THERE ARE trials, and show trials. Investigations, and witch hunts. Sometimes, it's difficult to tell the difference, but usually it all boils down to politics.

The defendants at Nuremberg were people who epitomized the vile mentality of the Third Reich. Only the most die-hard Nazi could argue that politics, not justice, inspired that prosecution. But Stalin's assault on his enemies was the purest form of political homicide, a perversion of legal process akin to Ahmadinejad's current Iranian farce.

The Watergate hearings were the real thing (though Democrats could barely hide their glee at the destruction of a GOP administration). The McCarthy hearings were not.

Now, in 2009, we seem to be back to the issue of show trials and witch hunts. It looks like the pull of partisanship is powerful enough to sacrifice justice for political payback, with Eric Holder as cashier-in-chief.

Last week, the attorney general decided to reopen the investigation into alleged "torture" perpetrated by the CIA during the Bush administration. Even though his boss has publicly opposed reopening the matter and Holder himself led CIA Director Leon Panetta to believe the case was closed, Bill Clinton's favorite lawyer (after Hillary) has appointed a special prosecutor to pursue the matter.
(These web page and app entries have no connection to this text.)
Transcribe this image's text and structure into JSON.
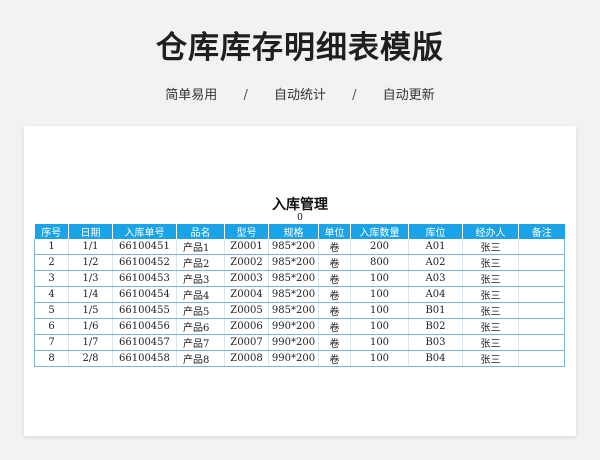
{
  "header": {
    "title": "仓库库存明细表模版",
    "tags": [
      "简单易用",
      "自动统计",
      "自动更新"
    ],
    "separator": "/"
  },
  "sheet": {
    "title": "入库管理",
    "subtitle": "0",
    "columns": [
      "序号",
      "日期",
      "入库单号",
      "品名",
      "型号",
      "规格",
      "单位",
      "入库数量",
      "库位",
      "经办人",
      "备注"
    ],
    "rows": [
      [
        "1",
        "1/1",
        "66100451",
        "产品1",
        "Z0001",
        "985*200",
        "卷",
        "200",
        "A01",
        "张三",
        ""
      ],
      [
        "2",
        "1/2",
        "66100452",
        "产品2",
        "Z0002",
        "985*200",
        "卷",
        "800",
        "A02",
        "张三",
        ""
      ],
      [
        "3",
        "1/3",
        "66100453",
        "产品3",
        "Z0003",
        "985*200",
        "卷",
        "100",
        "A03",
        "张三",
        ""
      ],
      [
        "4",
        "1/4",
        "66100454",
        "产品4",
        "Z0004",
        "985*200",
        "卷",
        "100",
        "A04",
        "张三",
        ""
      ],
      [
        "5",
        "1/5",
        "66100455",
        "产品5",
        "Z0005",
        "985*200",
        "卷",
        "100",
        "B01",
        "张三",
        ""
      ],
      [
        "6",
        "1/6",
        "66100456",
        "产品6",
        "Z0006",
        "990*200",
        "卷",
        "100",
        "B02",
        "张三",
        ""
      ],
      [
        "7",
        "1/7",
        "66100457",
        "产品7",
        "Z0007",
        "990*200",
        "卷",
        "100",
        "B03",
        "张三",
        ""
      ],
      [
        "8",
        "2/8",
        "66100458",
        "产品8",
        "Z0008",
        "990*200",
        "卷",
        "100",
        "B04",
        "张三",
        ""
      ]
    ]
  },
  "colors": {
    "header_bg": "#1aa3e6",
    "border": "#7fb3d8"
  }
}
Reasonable minds can disagree about where the line belongs on dealing with terrorists and rogue combatants. I don't agree that we have to take a kindler, gentler approach with those whose actions and organization clearly put them outside the Geneva Conventions.
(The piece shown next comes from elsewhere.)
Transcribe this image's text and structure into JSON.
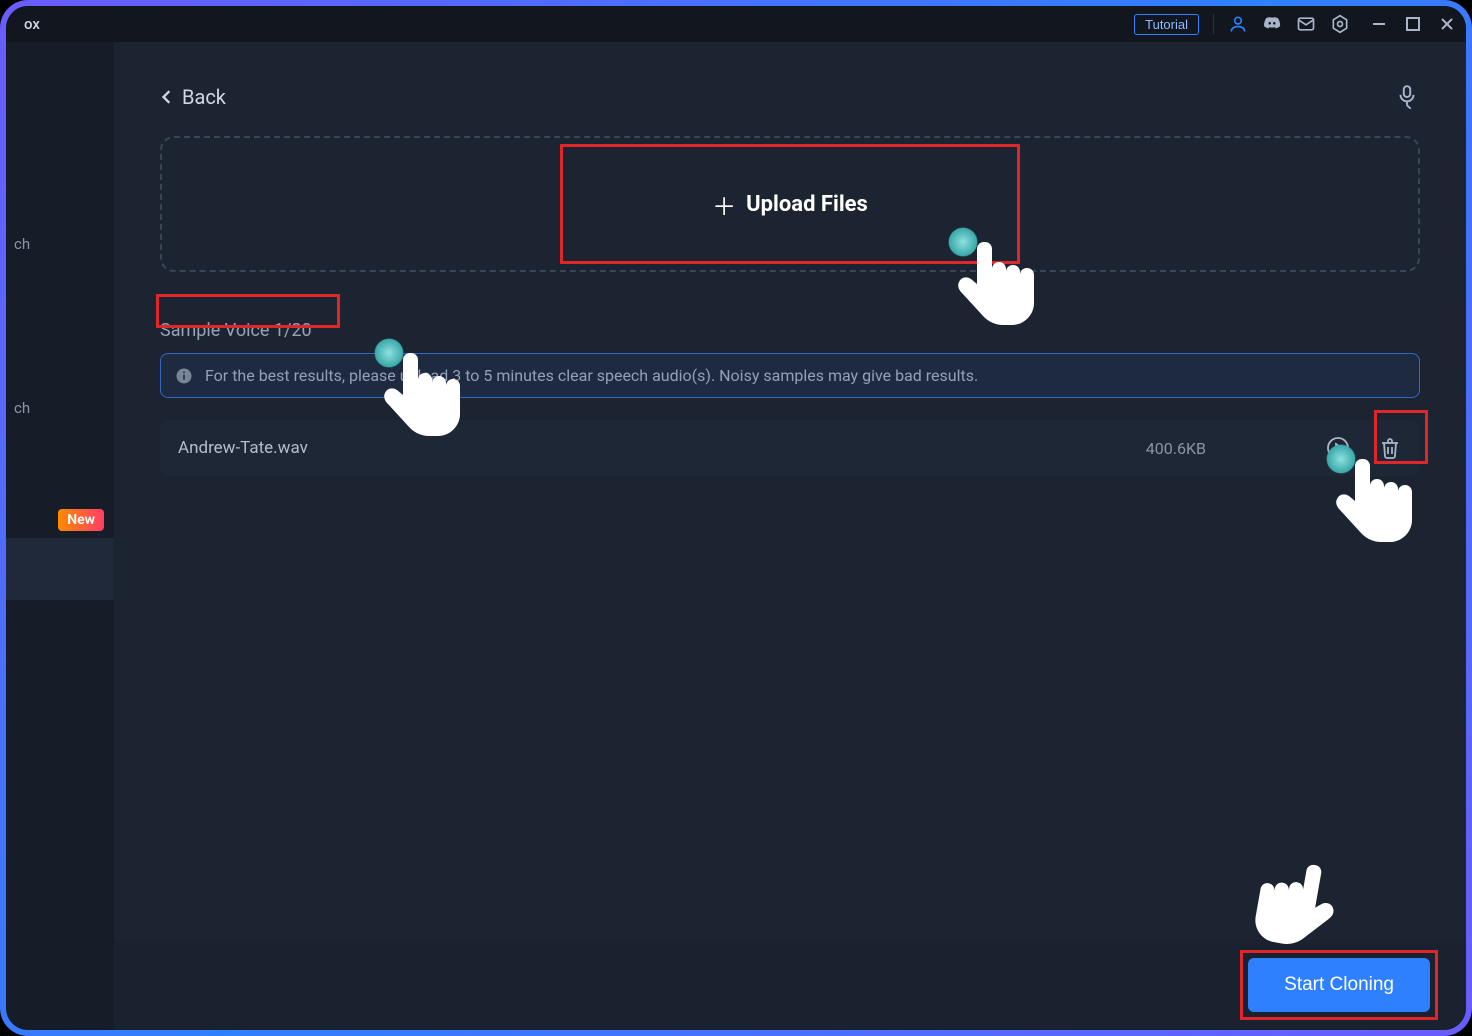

(On a recent radio show I hosted, one caller praised a military interrogator who served dietetic cookies to a diabetic detainee, who then spilled the beans on some impending mayhem. Different strokes for different folks.)

But this isn't just about torture. The Department of Justice is fast becoming as politicized as critics claimed the Bush DOJ was, and it's been around only for a few short months. The conduct of Holder and the political appointees around him is starting to make the controversy about pink-slipped U.S. attorneys under Bush look silly. (It is silly, but some news outlets and aggrieved ex-prosecutors are still exploiting it for political gain.)
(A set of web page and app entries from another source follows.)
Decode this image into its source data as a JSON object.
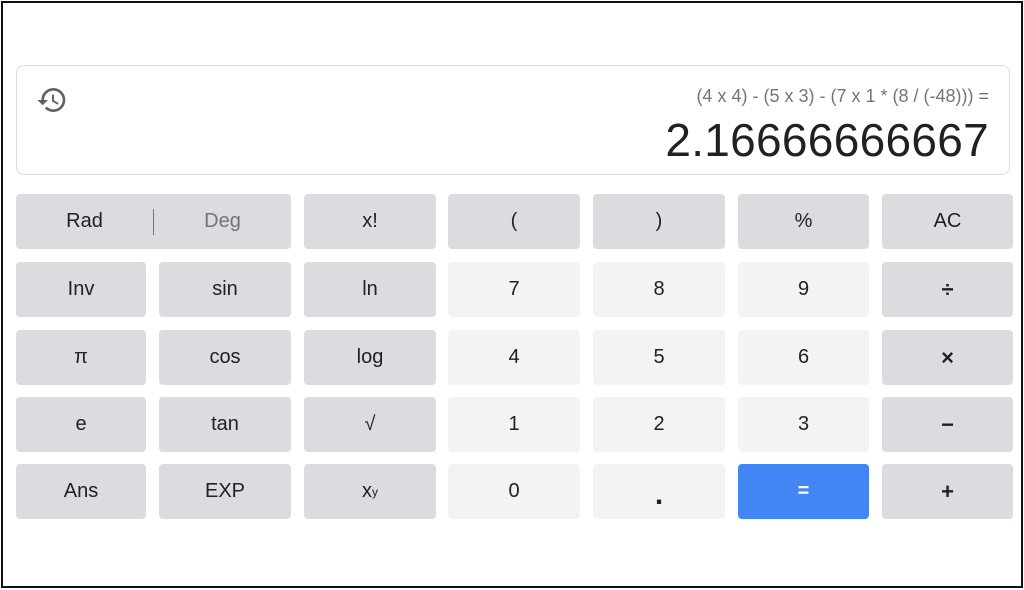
{
  "display": {
    "expression": "(4 x 4) - (5 x 3) - (7 x 1 * (8 / (-48))) =",
    "result": "2.16666666667",
    "history_icon": "history-icon"
  },
  "keys": {
    "rad": "Rad",
    "deg": "Deg",
    "fact": "x!",
    "lparen": "(",
    "rparen": ")",
    "percent": "%",
    "ac": "AC",
    "inv": "Inv",
    "sin": "sin",
    "ln": "ln",
    "n7": "7",
    "n8": "8",
    "n9": "9",
    "divide": "÷",
    "pi": "π",
    "cos": "cos",
    "log": "log",
    "n4": "4",
    "n5": "5",
    "n6": "6",
    "multiply": "×",
    "e": "e",
    "tan": "tan",
    "sqrt": "√",
    "n1": "1",
    "n2": "2",
    "n3": "3",
    "minus": "−",
    "ans": "Ans",
    "exp": "EXP",
    "pow_base": "x",
    "pow_exp": "y",
    "n0": "0",
    "dot": ".",
    "equals": "=",
    "plus": "+"
  },
  "colors": {
    "key_dark": "#dadce0",
    "key_light": "#f1f3f4",
    "equals": "#4285f4",
    "text": "#202124",
    "muted": "#70757a"
  }
}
And Holder is getting kid-glove coverage.

Despite his questionable past at the Clinton DOJ, which included recommending a pardon for fugitive Marc Rich and a passel of Puerto Rican terrorists in direct violation of department procedure, his current portrait is one of a man of principle, integrity and independence. (I'm sure Marc Rich would agree.)

The AG has been praised for his efforts to redesign the civil- rights division of Justice. Under Holder, we'll be seeing a lot more of the "disparate impact" cases that will make it a lot easier to end up with more cases like that of the New Haven, Conn., firefighters - fair employment processes threatened when the numbers come out "wrong."

And if you're a Black Panther, you have a friend at Justice.

The story of voter intimidation during the last election has been played down in the city in which it happened.

You remember: On Election Day, three Black Panthers showed up at a polling place on Fairmount Avenue. One brandished a nightstick, and the others shouted racial threats at voters. The DOJ filed a complaint when Bush was still in office. A default judgment was obtained after the defendants ignored the complaint. And then, inexplicably, the DOJ under Eric Holder withdrew the complaint, nullifying the judgment.

This local "nonstory" is just a hint of the political pandering yet to come from a new and improved Justice Department.

Next case in point: Abruptly dropping the corruption investigation of Bill Richardson, Obama's first choice to head the Commerce Department.

The terse comment from one observer: "It was killed in Washington." Hmmm.

If Alberto Gonzales had tried any of this, there would have been a media meltdown. But Holder gets a pass because he seems to be going only after ex-Bushies.

The interrogation probe isn't about torture, folks. Sleep deprivation? Smoke in a detainee's face? Being shoved against a wall? Please.

This is about politics. Un-pure and simple.

Christine M. Flowers is a lawyer. See her on Channel 6's "Inside Story" Sunday at 11:30 a.m. E-mail